Location: Publications
Date: 2007 - 2014
Below Ground | City Silvaculture, the art and science of city soils - September 2014

Soil is the foundation of all life, of all biodiversity. It is a dynamic living medium, complex physically, chemically and biologically. Soil is our unsung hero, so often unnoticed, unappreciated, neglected. Even the words ‘dirt’ and ‘soiled’ conjure up negative connotations. In cities, soil needs particular protection and nurture, especially during the construction process. Thus over the course of a project, we take on stewardship of the soil. We’ll call on Tim - a sharp-eyed soil scientist - to join us on site with mini auger in hand. There is no denying what he draws out of the ground - a deep plug of soil that presents a narrative of care or disregard that would otherwise remain concealed beneath the surface.

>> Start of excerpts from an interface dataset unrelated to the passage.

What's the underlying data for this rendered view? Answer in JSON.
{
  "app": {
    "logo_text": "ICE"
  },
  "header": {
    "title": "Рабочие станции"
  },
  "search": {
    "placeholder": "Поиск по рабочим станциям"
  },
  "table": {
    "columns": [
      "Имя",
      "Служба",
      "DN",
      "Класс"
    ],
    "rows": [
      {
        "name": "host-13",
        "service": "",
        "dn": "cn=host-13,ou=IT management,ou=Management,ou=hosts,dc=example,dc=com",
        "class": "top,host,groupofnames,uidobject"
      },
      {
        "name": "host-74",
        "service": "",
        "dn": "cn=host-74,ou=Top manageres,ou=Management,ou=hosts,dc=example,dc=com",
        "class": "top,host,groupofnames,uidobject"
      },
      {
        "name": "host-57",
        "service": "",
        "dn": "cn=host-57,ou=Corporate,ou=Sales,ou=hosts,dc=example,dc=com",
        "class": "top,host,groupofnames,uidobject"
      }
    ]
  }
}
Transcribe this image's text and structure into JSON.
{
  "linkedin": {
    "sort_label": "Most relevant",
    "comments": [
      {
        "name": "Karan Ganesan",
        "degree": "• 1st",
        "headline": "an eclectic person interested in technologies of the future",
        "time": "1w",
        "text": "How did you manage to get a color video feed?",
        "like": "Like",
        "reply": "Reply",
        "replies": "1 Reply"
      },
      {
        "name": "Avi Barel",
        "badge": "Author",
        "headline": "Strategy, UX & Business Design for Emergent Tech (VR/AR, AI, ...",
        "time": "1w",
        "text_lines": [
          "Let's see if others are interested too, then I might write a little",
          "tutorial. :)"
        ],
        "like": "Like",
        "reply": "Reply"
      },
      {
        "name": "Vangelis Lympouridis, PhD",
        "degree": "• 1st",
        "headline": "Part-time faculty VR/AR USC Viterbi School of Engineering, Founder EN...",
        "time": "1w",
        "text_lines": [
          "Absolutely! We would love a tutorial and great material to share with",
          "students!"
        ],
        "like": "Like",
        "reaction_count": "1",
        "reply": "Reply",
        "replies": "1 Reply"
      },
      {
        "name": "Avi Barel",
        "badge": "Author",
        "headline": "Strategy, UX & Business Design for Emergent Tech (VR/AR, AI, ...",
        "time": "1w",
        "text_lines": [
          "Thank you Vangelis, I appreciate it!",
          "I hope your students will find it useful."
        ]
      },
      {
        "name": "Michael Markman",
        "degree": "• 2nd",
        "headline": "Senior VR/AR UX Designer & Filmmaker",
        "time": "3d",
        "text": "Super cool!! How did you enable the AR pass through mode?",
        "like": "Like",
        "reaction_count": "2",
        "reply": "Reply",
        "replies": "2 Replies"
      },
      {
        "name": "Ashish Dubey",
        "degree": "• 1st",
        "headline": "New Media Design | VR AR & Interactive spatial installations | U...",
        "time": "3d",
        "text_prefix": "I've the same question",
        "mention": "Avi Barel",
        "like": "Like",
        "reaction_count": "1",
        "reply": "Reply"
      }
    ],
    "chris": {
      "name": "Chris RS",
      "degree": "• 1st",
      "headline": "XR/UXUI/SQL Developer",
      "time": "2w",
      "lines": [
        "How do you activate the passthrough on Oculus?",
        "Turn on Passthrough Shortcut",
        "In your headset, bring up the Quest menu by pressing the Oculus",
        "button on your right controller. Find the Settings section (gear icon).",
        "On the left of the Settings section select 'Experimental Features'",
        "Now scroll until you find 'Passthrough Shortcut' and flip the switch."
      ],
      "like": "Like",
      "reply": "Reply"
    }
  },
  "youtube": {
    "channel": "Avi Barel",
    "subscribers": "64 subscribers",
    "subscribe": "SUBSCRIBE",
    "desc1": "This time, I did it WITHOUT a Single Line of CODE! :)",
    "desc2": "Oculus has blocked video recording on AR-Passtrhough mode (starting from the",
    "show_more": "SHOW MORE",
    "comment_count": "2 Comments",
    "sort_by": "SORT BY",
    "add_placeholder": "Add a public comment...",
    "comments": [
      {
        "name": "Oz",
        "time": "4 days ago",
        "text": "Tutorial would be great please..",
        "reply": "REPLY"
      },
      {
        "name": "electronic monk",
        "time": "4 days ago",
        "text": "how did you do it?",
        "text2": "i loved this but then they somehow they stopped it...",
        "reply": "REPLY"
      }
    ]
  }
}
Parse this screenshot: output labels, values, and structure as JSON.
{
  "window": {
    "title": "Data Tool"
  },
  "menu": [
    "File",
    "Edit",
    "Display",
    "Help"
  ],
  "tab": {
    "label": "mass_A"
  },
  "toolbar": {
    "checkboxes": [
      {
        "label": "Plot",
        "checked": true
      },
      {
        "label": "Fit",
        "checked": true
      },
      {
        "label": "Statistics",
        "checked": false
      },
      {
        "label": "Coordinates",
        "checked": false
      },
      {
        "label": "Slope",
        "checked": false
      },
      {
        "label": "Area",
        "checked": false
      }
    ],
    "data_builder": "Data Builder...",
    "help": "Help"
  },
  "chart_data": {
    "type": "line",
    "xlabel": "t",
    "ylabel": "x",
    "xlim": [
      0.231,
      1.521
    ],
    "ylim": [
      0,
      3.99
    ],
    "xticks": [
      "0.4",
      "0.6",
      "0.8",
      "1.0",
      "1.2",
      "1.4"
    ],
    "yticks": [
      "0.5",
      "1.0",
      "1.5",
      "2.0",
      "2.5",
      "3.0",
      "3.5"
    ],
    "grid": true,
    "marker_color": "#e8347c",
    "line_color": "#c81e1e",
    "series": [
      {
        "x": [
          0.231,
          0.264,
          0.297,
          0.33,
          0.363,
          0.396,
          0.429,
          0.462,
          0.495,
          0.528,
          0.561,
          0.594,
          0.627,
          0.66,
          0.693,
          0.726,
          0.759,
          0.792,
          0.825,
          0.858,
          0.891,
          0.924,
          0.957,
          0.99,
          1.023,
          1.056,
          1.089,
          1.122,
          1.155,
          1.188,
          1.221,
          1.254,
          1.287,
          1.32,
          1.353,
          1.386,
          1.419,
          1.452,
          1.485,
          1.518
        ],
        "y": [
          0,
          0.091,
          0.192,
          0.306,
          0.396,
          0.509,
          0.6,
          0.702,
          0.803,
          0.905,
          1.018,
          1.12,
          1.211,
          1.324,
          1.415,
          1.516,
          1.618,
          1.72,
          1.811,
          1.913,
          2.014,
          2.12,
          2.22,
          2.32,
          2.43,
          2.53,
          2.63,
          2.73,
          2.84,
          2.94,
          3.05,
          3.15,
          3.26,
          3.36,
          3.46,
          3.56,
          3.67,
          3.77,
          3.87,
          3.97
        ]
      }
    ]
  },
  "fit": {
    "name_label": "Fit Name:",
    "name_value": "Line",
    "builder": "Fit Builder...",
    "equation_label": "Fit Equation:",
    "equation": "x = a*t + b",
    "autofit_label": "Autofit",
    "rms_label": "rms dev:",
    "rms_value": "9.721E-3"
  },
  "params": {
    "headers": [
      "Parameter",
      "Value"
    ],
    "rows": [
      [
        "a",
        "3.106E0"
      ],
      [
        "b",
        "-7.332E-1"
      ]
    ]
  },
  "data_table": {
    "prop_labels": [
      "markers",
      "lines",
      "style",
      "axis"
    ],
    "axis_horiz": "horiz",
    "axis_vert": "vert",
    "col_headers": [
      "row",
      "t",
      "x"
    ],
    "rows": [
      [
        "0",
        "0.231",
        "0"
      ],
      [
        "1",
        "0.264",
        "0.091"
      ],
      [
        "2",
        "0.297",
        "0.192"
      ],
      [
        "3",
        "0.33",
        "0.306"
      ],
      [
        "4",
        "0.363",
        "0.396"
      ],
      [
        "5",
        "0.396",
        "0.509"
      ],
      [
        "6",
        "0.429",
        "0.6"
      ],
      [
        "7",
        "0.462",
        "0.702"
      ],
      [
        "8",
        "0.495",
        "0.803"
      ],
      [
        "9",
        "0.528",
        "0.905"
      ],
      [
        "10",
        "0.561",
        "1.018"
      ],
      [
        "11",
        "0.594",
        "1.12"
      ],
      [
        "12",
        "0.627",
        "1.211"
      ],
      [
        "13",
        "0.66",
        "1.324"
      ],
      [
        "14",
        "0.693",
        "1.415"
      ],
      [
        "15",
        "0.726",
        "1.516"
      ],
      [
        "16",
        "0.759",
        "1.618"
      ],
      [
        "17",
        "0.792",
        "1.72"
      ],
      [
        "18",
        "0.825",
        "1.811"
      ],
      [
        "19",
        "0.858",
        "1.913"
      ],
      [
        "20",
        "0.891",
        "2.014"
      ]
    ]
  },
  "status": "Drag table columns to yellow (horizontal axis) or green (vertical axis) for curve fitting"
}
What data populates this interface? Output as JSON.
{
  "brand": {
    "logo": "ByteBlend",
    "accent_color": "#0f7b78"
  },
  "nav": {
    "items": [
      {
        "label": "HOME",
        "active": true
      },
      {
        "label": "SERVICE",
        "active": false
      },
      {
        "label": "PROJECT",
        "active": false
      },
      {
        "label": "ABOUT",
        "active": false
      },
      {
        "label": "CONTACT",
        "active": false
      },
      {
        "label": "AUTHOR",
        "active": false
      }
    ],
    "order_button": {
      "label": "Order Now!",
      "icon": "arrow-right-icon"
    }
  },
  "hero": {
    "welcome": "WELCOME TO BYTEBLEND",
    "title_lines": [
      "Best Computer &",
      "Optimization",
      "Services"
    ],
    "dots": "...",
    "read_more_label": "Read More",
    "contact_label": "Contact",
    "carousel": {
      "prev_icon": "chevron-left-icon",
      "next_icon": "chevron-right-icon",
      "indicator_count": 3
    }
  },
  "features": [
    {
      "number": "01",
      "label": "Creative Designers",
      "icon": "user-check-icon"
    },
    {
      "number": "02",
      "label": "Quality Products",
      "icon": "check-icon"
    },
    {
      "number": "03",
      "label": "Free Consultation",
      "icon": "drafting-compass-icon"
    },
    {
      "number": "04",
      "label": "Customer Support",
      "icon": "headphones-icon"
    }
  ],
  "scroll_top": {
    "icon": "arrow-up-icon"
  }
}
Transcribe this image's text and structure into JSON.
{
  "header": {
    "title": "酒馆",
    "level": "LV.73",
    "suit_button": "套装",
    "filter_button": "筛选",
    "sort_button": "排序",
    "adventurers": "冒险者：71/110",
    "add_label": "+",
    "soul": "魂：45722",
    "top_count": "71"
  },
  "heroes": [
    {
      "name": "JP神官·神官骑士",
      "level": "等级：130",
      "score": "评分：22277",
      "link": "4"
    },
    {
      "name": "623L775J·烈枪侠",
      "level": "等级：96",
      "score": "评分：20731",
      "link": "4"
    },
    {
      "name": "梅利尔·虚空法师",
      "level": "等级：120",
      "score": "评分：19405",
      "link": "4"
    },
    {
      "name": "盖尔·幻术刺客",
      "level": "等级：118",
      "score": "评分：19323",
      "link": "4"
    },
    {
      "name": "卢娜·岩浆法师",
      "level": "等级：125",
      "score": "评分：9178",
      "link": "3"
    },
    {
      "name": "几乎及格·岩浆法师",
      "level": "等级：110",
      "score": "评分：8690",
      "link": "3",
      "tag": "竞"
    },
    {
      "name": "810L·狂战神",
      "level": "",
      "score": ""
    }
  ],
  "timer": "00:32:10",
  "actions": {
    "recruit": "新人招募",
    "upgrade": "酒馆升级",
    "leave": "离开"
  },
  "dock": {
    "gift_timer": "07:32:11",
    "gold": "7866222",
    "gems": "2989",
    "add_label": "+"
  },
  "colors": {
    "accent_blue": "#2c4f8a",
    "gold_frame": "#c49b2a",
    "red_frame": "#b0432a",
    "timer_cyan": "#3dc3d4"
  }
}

From Middle English soile, soyle, sule (“ground, earth”), partly from Anglo-Norman soyl (“bottom, ground, pave-ment”), from Latin solium (“seat, threshold, place”), mistaken for Latin solum (“ground, foundation, earth, sole of the foot”); and partly from Old English sol (“mud, mire, wet sand”), from Proto-Germanic *sulą (“mud, spot”), from Pro-to-Indo-European *sūl- (“thick liquid”). Cognate with Middle Low German söle (“dirt, mud”), Middle Dutch sol (“dirt, filth”), Middle High German sol, söl (“dirt, mud, mire”), Danish søle (“mud, muck”). See also sole, soal.
To celebrate 21 years of practice J & L Gibbons authored the book 'Time and Territory' to provide an insight into our approach to design and ecology. The work is presented as a visual essay. The book was designed by Pentagram - September 2007.
Background 1 - Mile End Waste - July 2012

Not all urban spaces possess great aesthetic virtue and neither do they
require it in order for them to be valued, well-loved and memorable. A
city requires differentiation between its dramatic set-pieces and its quieter
locales in order for it to become legible – knowable, even. Some spaces,
streets and buildings must assume the humble but no less important role
of becoming a background against which other objects and events are
seen and experienced.

Researching a landscape is not simply a starting point or an early phase
of our work. It is most useful when it is ongoing and cumulative and
when it allows for speculation and reflection. How research material is
used varies from project to project; it can capture the imagination, hint
at approaches, interpretations or technologies, define process or imply
programme. It allows the pencil to move in a particular way across the
drawing board but rarely becomes explicit or obvious in the design.
At the end of a project, our research is carefully filed away in the practice
archive and often destroyed as soon as our obligation to retain it has
passed. We thought it would be interesting for some of this background
material to become more permanent and to see whether it might sustain
a narrative of its own in published form. We decided to test this on what
appears at first sight to be little more than a deep grass verge on a short
section of the Mile End Road in London’s East End and to juxtapose
archive material with a photographic record of the landscape today.

Available online - click on cover image for link.
J & L Gibbons project 'Making Space in Dalston' features in Landscape World Vol. 53, published by Choseok, South Korea - July 2012.
J & L Gibbons feature in the new LLDC, Design for London and GLA publication - "Stitching the Fringe, Working around the Olympic Park" - July 2012.
J & L Gibbons feature in Topos Small Scale Interventions in Landscape Architecture issue 79 - June 2012
The work of J & L Gibbons features in the publication "Is this what you mean by Localism", supported by the Mayor of London and the London Borough of Hackney - March 2012.

Featuring and essay by Kieran Long.